So he asks what is Paul, what is Apollos? Not who, notice, but what? You see, this isn’t about personalities, it’s about function, gifting. What are they there for? Well, in the Christian economy they’re there as servants. In fact he uses a metaphor from everyday life to illustrate what he’s saying.

Paul says, one plants another waters. So which is the one that matters most? Well, neither. What matters is that God gives the growth.

Will the plant grow if it isn’t planted? No. Will it grow if no-one waters it? No. What if the waterer waters a different piece of soil and ignores the bit where the seeds are? The seed won’t grow then either. Both are vital tasks. Neither is more important than the other. They are in fact fellow servants of the one God. Equal in importance and value.

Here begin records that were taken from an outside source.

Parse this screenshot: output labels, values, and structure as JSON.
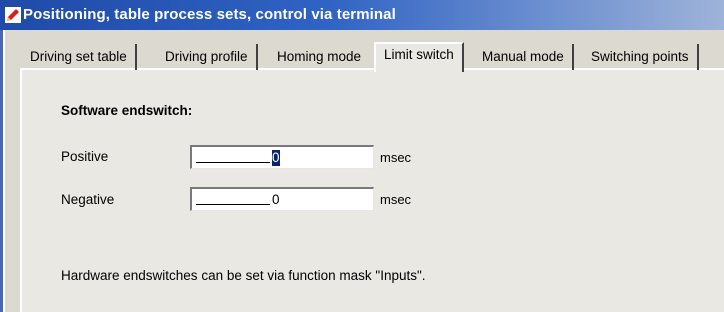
{
  "window": {
    "title": "Positioning, table process sets, control via terminal",
    "title_color": "#ffffff",
    "accent": "#1f4aa8"
  },
  "tabs": [
    {
      "label": "Driving set table",
      "active": false
    },
    {
      "label": "Driving profile",
      "active": false
    },
    {
      "label": "Homing mode",
      "active": false
    },
    {
      "label": "Limit switch",
      "active": true
    },
    {
      "label": "Manual mode",
      "active": false
    },
    {
      "label": "Switching points",
      "active": false
    }
  ],
  "limit_switch": {
    "section_title": "Software endswitch:",
    "positive": {
      "label": "Positive",
      "value": "0",
      "unit": "msec"
    },
    "negative": {
      "label": "Negative",
      "value": "0",
      "unit": "msec"
    },
    "hint": "Hardware endswitches can be set via function mask \"Inputs\"."
  },
  "icons": {
    "app": "edit-pencil-icon"
  }
}
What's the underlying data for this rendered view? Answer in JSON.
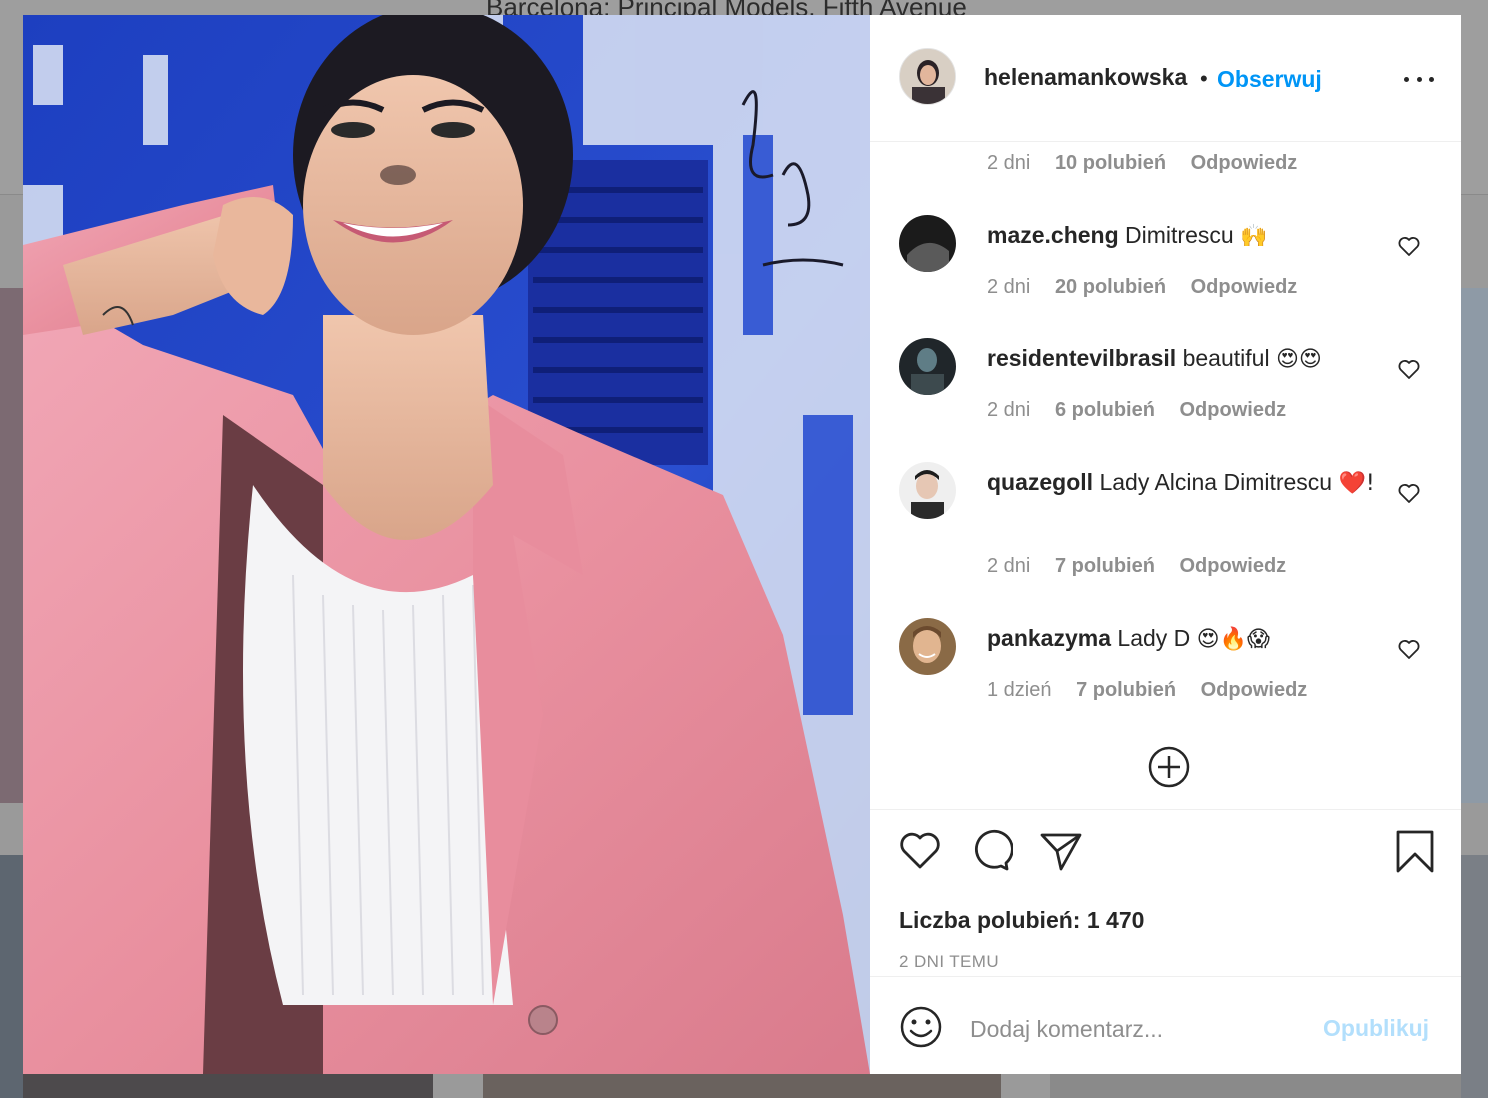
{
  "background": {
    "caption": "Barcelona: Principal Models, Fifth Avenue"
  },
  "post": {
    "image_alt": "smiling woman in pink blazer against blue door"
  },
  "header": {
    "username": "helenamankowska",
    "separator": "•",
    "follow_label": "Obserwuj"
  },
  "partial_comment": {
    "time": "2 dni",
    "likes": "10 polubień",
    "reply": "Odpowiedz"
  },
  "comments": [
    {
      "user": "maze.cheng",
      "text": "Dimitrescu",
      "emoji": "🙌",
      "time": "2 dni",
      "likes": "20 polubień",
      "reply": "Odpowiedz"
    },
    {
      "user": "residentevilbrasil",
      "text": "beautiful",
      "emoji": "😍😍",
      "time": "2 dni",
      "likes": "6 polubień",
      "reply": "Odpowiedz"
    },
    {
      "user": "quazegoll",
      "text": "Lady Alcina Dimitrescu",
      "emoji": "❤️!",
      "time": "2 dni",
      "likes": "7 polubień",
      "reply": "Odpowiedz"
    },
    {
      "user": "pankazyma",
      "text": "Lady D",
      "emoji": "😍🔥😱",
      "time": "1 dzień",
      "likes": "7 polubień",
      "reply": "Odpowiedz"
    }
  ],
  "actions": {
    "likes_label": "Liczba polubień:",
    "likes_count": "1 470",
    "time_ago": "2 DNI TEMU"
  },
  "add_comment": {
    "placeholder": "Dodaj komentarz...",
    "publish_label": "Opublikuj"
  },
  "icons": [
    "heart-icon",
    "comment-icon",
    "share-icon",
    "bookmark-icon",
    "more-icon",
    "plus-circle-icon",
    "emoji-icon"
  ],
  "colors": {
    "accent": "#0095f6",
    "publish_disabled": "#b2dffc",
    "text_secondary": "#8e8e8e"
  }
}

Look around you today. What do you see? I hope you can see not just an odd bunch of people (or maybe a bunch of odd people) but a team of workers called by God to work together to grow his church.

You see, we’re all important members of God’s workforce. There are no part-time Christians in the Church; at least there shouldn’t be. Some of us are the ones who plant the seed of the gospel, through our words or our actions. Some are those who make the last connection for someone when they finally take the step of faith in Jesus Christ. Others water the seed until it comes to fruition or nurture the plant after it’s sprung into life through our encouragement. But without all of those tasks being accomplished by you and me the plant won’t thrive. In fact it could whither and die.

But notice that the one who serves is not dismissed. This isn’t saying they don’t matter. God uses this servant leadership to do his work, to build his church. Leaders matter, but only ever as servants of God, never as gurus or figureheads.

So there’s a line we need to walk between raising up our leaders to a place above the community and merging them into it to the point of insignificance. All the time remembering that we’re each fellow workers for God, serving together on God’s project, the Church.

So who do you belong to? Not Paul or Apollos, not the Episcopal Church. In fact they all belong to you, because you belong to Christ, and Christ belongs to God. Here is true wisdom. If you’re on God’s side it doesn’t matter who else is on your side or not. We are all working together to plant the seeds, water the plants and then after God gives the growth, help in the harvest.

So lets work together as servants, so as to build up the church in unity according to God’s wisdom, not human wisdom.

Let us pray,

Dear God, we may plant the seed of your faith, but it is you, God, that makes that plant, your Church, to grow. May we be careful tenders of the Church, so that your will on Earth be done. In the name of the Father, the Creator, the Son, Jesus, and the Holy Spirit.


No comments: